The current prime minister and socialist leader in Portugal, António Costa, can be declared the winner of yesterday’s parliamentary elections. This should continue and even strengthen the political stability.
According to the preliminary results, Costa’s Socialists (PS) with 106 seats will be the strongest faction in the Lisbon unicameral parliament (Assembleia da República). Compared to the last election in 2015, the PS also achieved the highest gain with 20 additional seats. Second place went to the strongest opposition, the conservative Social Democrats (PPD/PSD), who were voted out of office in the previous parliamentary elections. With 77 seats in the Assembleia, they had to cope with significant losses. In third and fourth place were Costa’s previous allies, the Left Bloc (B.E.) with 19 seats and the Ecocommunists (PCP-PEV) with 12 seats. Unlike in large parts of Europe, right-wing populists played no role in the elections.
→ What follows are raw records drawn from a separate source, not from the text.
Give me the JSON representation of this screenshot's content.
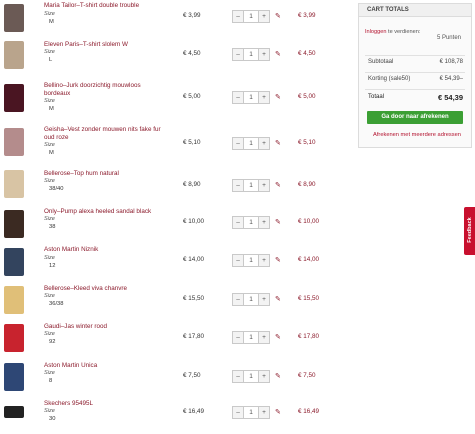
{
  "cart": {
    "size_label": "Size",
    "items": [
      {
        "name": "Maria Tailor–T-shirt double trouble",
        "size": "M",
        "price": "€ 3,99",
        "qty": "1",
        "total": "€ 3,99",
        "color": "#6b5a55"
      },
      {
        "name": "Eleven Paris–T-shirt slolem W",
        "size": "L",
        "price": "€ 4,50",
        "qty": "1",
        "total": "€ 4,50",
        "color": "#b9a48c"
      },
      {
        "name": "Bellino–Jurk doorzichtig mouwloos bordeaux",
        "size": "M",
        "price": "€ 5,00",
        "qty": "1",
        "total": "€ 5,00",
        "color": "#4a1522"
      },
      {
        "name": "Geisha–Vest zonder mouwen nits fake fur oud roze",
        "size": "M",
        "price": "€ 5,10",
        "qty": "1",
        "total": "€ 5,10",
        "color": "#b48c8c"
      },
      {
        "name": "Bellerose–Top hum natural",
        "size": "38/40",
        "price": "€ 8,90",
        "qty": "1",
        "total": "€ 8,90",
        "color": "#d8c4a4"
      },
      {
        "name": "Only–Pump alexa heeled sandal black",
        "size": "38",
        "price": "€ 10,00",
        "qty": "1",
        "total": "€ 10,00",
        "color": "#3b2a22"
      },
      {
        "name": "Aston Martin Niznik",
        "size": "12",
        "price": "€ 14,00",
        "qty": "1",
        "total": "€ 14,00",
        "color": "#33445e"
      },
      {
        "name": "Bellerose–Kleed viva chanvre",
        "size": "36/38",
        "price": "€ 15,50",
        "qty": "1",
        "total": "€ 15,50",
        "color": "#e0bf78"
      },
      {
        "name": "Gaudi–Jas winter rood",
        "size": "92",
        "price": "€ 17,80",
        "qty": "1",
        "total": "€ 17,80",
        "color": "#c8232e"
      },
      {
        "name": "Aston Martin Unica",
        "size": "8",
        "price": "€ 7,50",
        "qty": "1",
        "total": "€ 7,50",
        "color": "#2e4775"
      },
      {
        "name": "Skechers 95495L",
        "size": "30",
        "price": "€ 16,49",
        "qty": "1",
        "total": "€ 16,49",
        "color": "#222222"
      }
    ]
  },
  "totals": {
    "heading": "CART TOTALS",
    "login_link": "Inloggen",
    "login_text": "te verdienen:",
    "points": "5 Punten",
    "subtotal_label": "Subtotaal",
    "subtotal_value": "€ 108,78",
    "discount_label": "Korting (sale50)",
    "discount_value": "€ 54,39–",
    "total_label": "Totaal",
    "total_value": "€ 54,39",
    "checkout_button": "Ga door naar afrekenen",
    "multi_address_link": "Afrekenen met meerdere adressen"
  },
  "feedback": {
    "label": "Feedback"
  },
  "colors": {
    "accent": "#8b1a2b",
    "link": "#b3122e",
    "checkout": "#3b9f34",
    "feedback": "#c8102e"
  }
}
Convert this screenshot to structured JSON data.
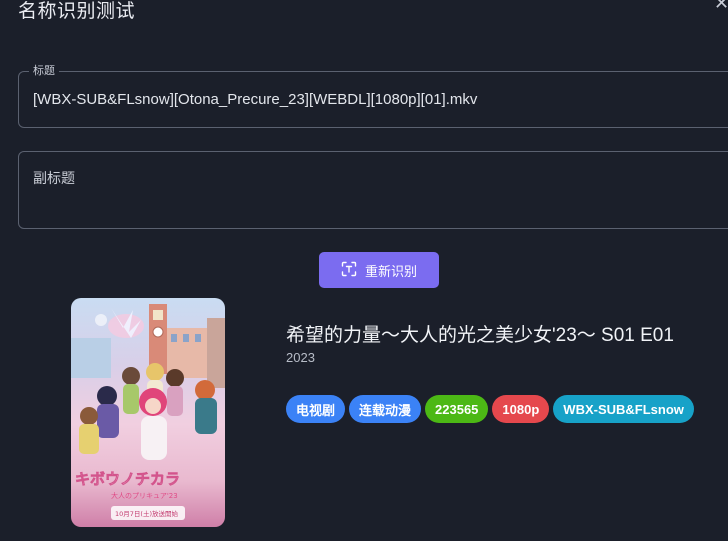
{
  "dialog": {
    "title": "名称识别测试",
    "close_icon": "close-icon"
  },
  "title_field": {
    "label": "标题",
    "value": "[WBX-SUB&FLsnow][Otona_Precure_23][WEBDL][1080p][01].mkv"
  },
  "subtitle_field": {
    "label": "副标题",
    "value": ""
  },
  "rerecognize_button": {
    "label": "重新识别",
    "icon": "scan-text-icon",
    "color": "#7b6cf0"
  },
  "result": {
    "title": "希望的力量～大人的光之美少女'23～ S01 E01",
    "year": "2023",
    "poster": {
      "text_logo": "キボウノチカラ",
      "text_sub": "大人のプリキュア'23",
      "text_date": "10月7日(土)放送開始"
    },
    "tags": [
      {
        "label": "电视剧",
        "color": "#3b82f6"
      },
      {
        "label": "连载动漫",
        "color": "#3b82f6"
      },
      {
        "label": "223565",
        "color": "#4cb815"
      },
      {
        "label": "1080p",
        "color": "#e5484d"
      },
      {
        "label": "WBX-SUB&FLsnow",
        "color": "#17a2c8"
      }
    ]
  }
}
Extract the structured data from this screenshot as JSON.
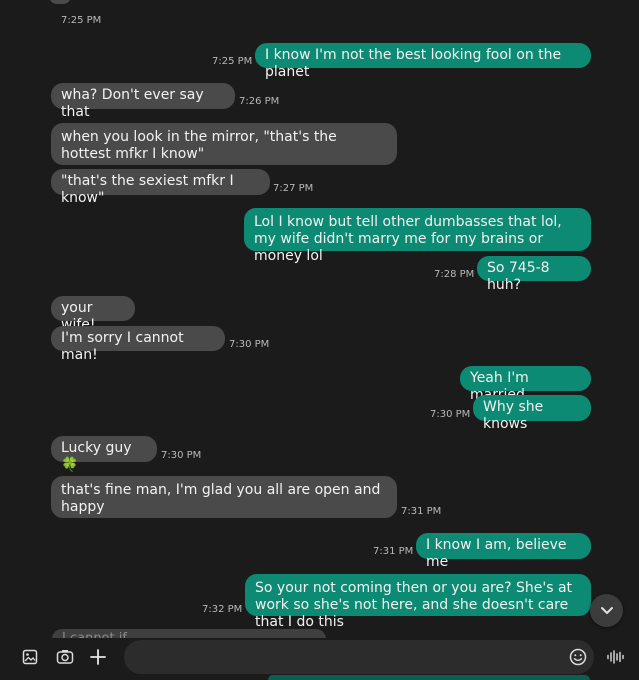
{
  "messages": [
    {
      "dir": "out",
      "text": "I know I'm not the best looking fool on the planet",
      "time": "7:25 PM"
    },
    {
      "dir": "in",
      "text": "wha?  Don't ever say that",
      "time": "7:26 PM"
    },
    {
      "dir": "in",
      "text": "when you look in the mirror, \"that's the hottest mfkr I know\"",
      "time": ""
    },
    {
      "dir": "in",
      "text": "\"that's the sexiest mfkr I know\"",
      "time": "7:27 PM"
    },
    {
      "dir": "out",
      "text": "Lol I know but tell other dumbasses that lol, my wife didn't marry me for my brains or money lol",
      "time": ""
    },
    {
      "dir": "out",
      "text": "So 745-8 huh?",
      "time": "7:28 PM"
    },
    {
      "dir": "in",
      "text": "your wife!",
      "time": ""
    },
    {
      "dir": "in",
      "text": "I'm sorry I cannot man!",
      "time": "7:30 PM"
    },
    {
      "dir": "out",
      "text": "Yeah I'm married",
      "time": ""
    },
    {
      "dir": "out",
      "text": "Why she knows",
      "time": "7:30 PM"
    },
    {
      "dir": "in",
      "text": "Lucky guy 🍀",
      "time": "7:30 PM"
    },
    {
      "dir": "in",
      "text": "that's fine man, I'm glad you all are open and happy",
      "time": "7:31 PM"
    },
    {
      "dir": "out",
      "text": "I know I am,  believe me",
      "time": "7:31 PM"
    },
    {
      "dir": "out",
      "text": "So your not coming then or you are?  She's at work so she's not here, and she doesn't care that I do this",
      "time": "7:32 PM"
    }
  ],
  "top_timestamp": "7:25 PM",
  "partial_next_message": "I cannot if",
  "composer": {
    "placeholder": "",
    "icons": [
      "gallery-icon",
      "camera-icon",
      "plus-icon",
      "emoji-icon",
      "voice-icon"
    ]
  },
  "colors": {
    "background": "#1b1b1b",
    "incoming_bubble": "#4a4a4a",
    "outgoing_bubble": "#0d8a73",
    "timestamp": "#b8b8b8"
  }
}
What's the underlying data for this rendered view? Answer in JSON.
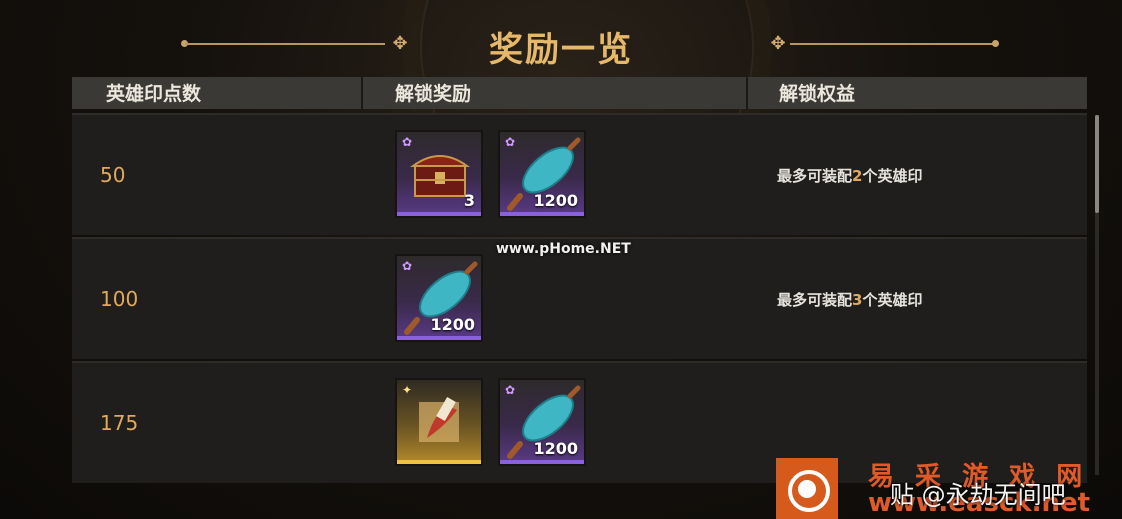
{
  "title": "奖励一览",
  "headers": {
    "points": "英雄印点数",
    "rewards": "解锁奖励",
    "benefits": "解锁权益"
  },
  "rows": [
    {
      "points": "50",
      "benefit_pre": "最多可装配",
      "benefit_num": "2",
      "benefit_post": "个英雄印",
      "items": [
        {
          "icon": "treasure-chest-icon",
          "rarity": "purple",
          "count": "3"
        },
        {
          "icon": "jade-cocoon-icon",
          "rarity": "purple",
          "count": "1200"
        }
      ]
    },
    {
      "points": "100",
      "benefit_pre": "最多可装配",
      "benefit_num": "3",
      "benefit_post": "个英雄印",
      "items": [
        {
          "icon": "jade-cocoon-icon",
          "rarity": "purple",
          "count": "1200"
        }
      ]
    },
    {
      "points": "175",
      "benefit_pre": "",
      "benefit_num": "",
      "benefit_post": "",
      "items": [
        {
          "icon": "hero-seal-icon",
          "rarity": "gold",
          "count": ""
        },
        {
          "icon": "jade-cocoon-icon",
          "rarity": "purple",
          "count": "1200"
        }
      ]
    }
  ],
  "watermarks": {
    "center": "www.pHome.NET",
    "site_name": "易 采 游 戏 网",
    "site_url": "www.easck.net",
    "tieba": "贴 @永劫无间吧"
  },
  "colors": {
    "accent": "#e2a95c",
    "purple": "#8a5fe0",
    "gold": "#f0c040"
  }
}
The outcome of the parliamentary elections was not surprising. In the run-up to the elections, the only question was whether Costa would achieve an absolute majority of seats or if he would be dependent on allies. Now it is clear – Costa missed the absolute majority of 116 seats in parliament. It owes its success above all to Portugal’s strong economic recovery. This made it difficult for the opposition to attack Costa credibly. Nonetheless, he continues to depend on allies. The socialist has already announced that he will talk to all parties. Unlike before, he only needs one supporter to unite the absolute majority of votes in parliament behind him – the Left Bloc or eco-communists. We assume that Costa will be able to continue governing with a minority government in Lisbon. It is true that the two potential allies have already filed extensive and costly claims in the run-up to the election. But since Costa only needs one supporter, his negotiating position has improved significantly compared to 2015.